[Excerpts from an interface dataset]
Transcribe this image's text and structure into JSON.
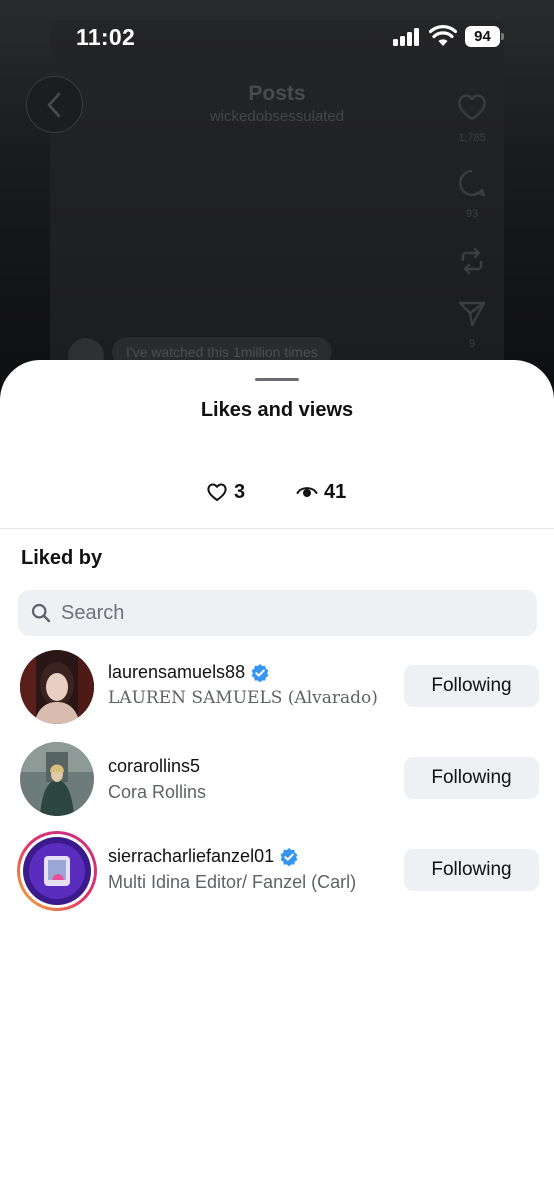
{
  "status_bar": {
    "time": "11:02",
    "battery": "94"
  },
  "background": {
    "title": "Posts",
    "subtitle": "wickedobsessulated",
    "like_count": "1,785",
    "comment_count": "93",
    "share_count": "9",
    "comment_preview": "I've watched this 1million times"
  },
  "sheet": {
    "title": "Likes and views",
    "likes": "3",
    "views": "41",
    "section_title": "Liked by",
    "search_placeholder": "Search"
  },
  "users": [
    {
      "username": "laurensamuels88",
      "verified": true,
      "fullname": "LAUREN SAMUELS (Alvarado)",
      "button": "Following"
    },
    {
      "username": "corarollins5",
      "verified": false,
      "fullname": "Cora Rollins",
      "button": "Following"
    },
    {
      "username": "sierracharliefanzel01",
      "verified": true,
      "fullname": "Multi Idina Editor/ Fanzel (Carl)",
      "button": "Following"
    }
  ],
  "colors": {
    "verified": "#3797f0",
    "button_bg": "#eff0f3",
    "secondary_text": "#5f6268"
  }
}
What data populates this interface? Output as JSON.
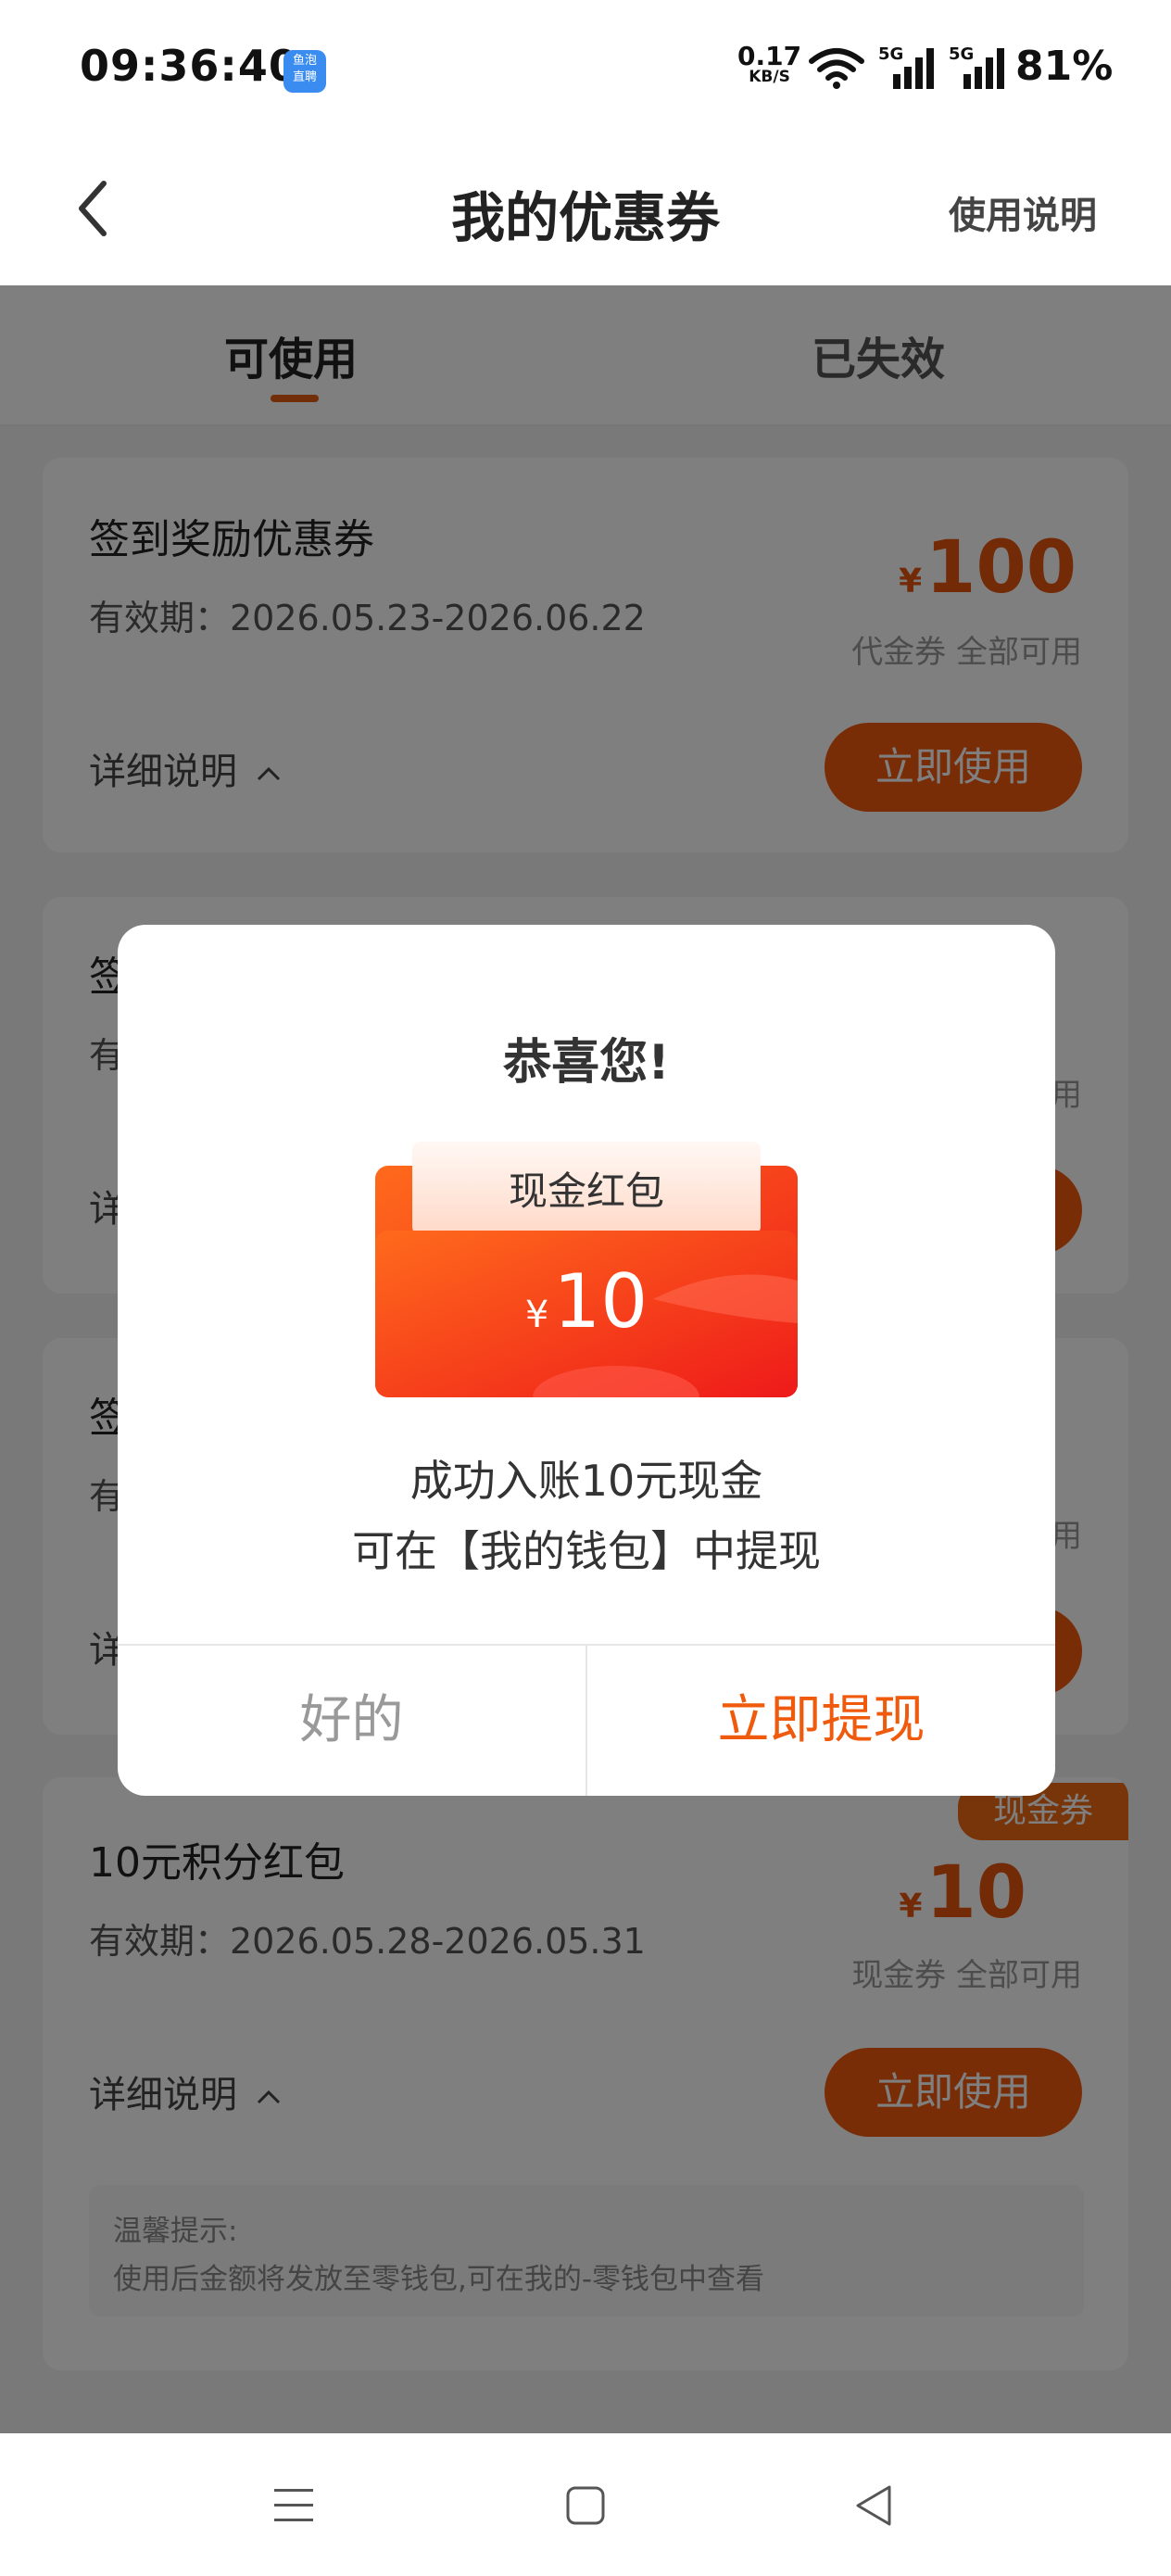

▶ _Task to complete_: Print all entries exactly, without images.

▶ _Completed task_:
Transcribe this image's text and structure into JSON.
{
  "status_bar": {
    "time": "11:02",
    "battery": "94"
  },
  "background": {
    "title": "Posts",
    "subtitle": "wickedobsessulated",
    "like_count": "1,785",
    "comment_count": "93",
    "share_count": "9",
    "comment_preview": "I've watched this 1million times"
  },
  "sheet": {
    "title": "Likes and views",
    "likes": "3",
    "views": "41",
    "section_title": "Liked by",
    "search_placeholder": "Search"
  },
  "users": [
    {
      "username": "laurensamuels88",
      "verified": true,
      "fullname": "LAUREN SAMUELS (Alvarado)",
      "button": "Following"
    },
    {
      "username": "corarollins5",
      "verified": false,
      "fullname": "Cora Rollins",
      "button": "Following"
    },
    {
      "username": "sierracharliefanzel01",
      "verified": true,
      "fullname": "Multi Idina Editor/ Fanzel (Carl)",
      "button": "Following"
    }
  ],
  "colors": {
    "verified": "#3797f0",
    "button_bg": "#eff0f3",
    "secondary_text": "#5f6268"
  }
}
What data populates this interface? Output as JSON.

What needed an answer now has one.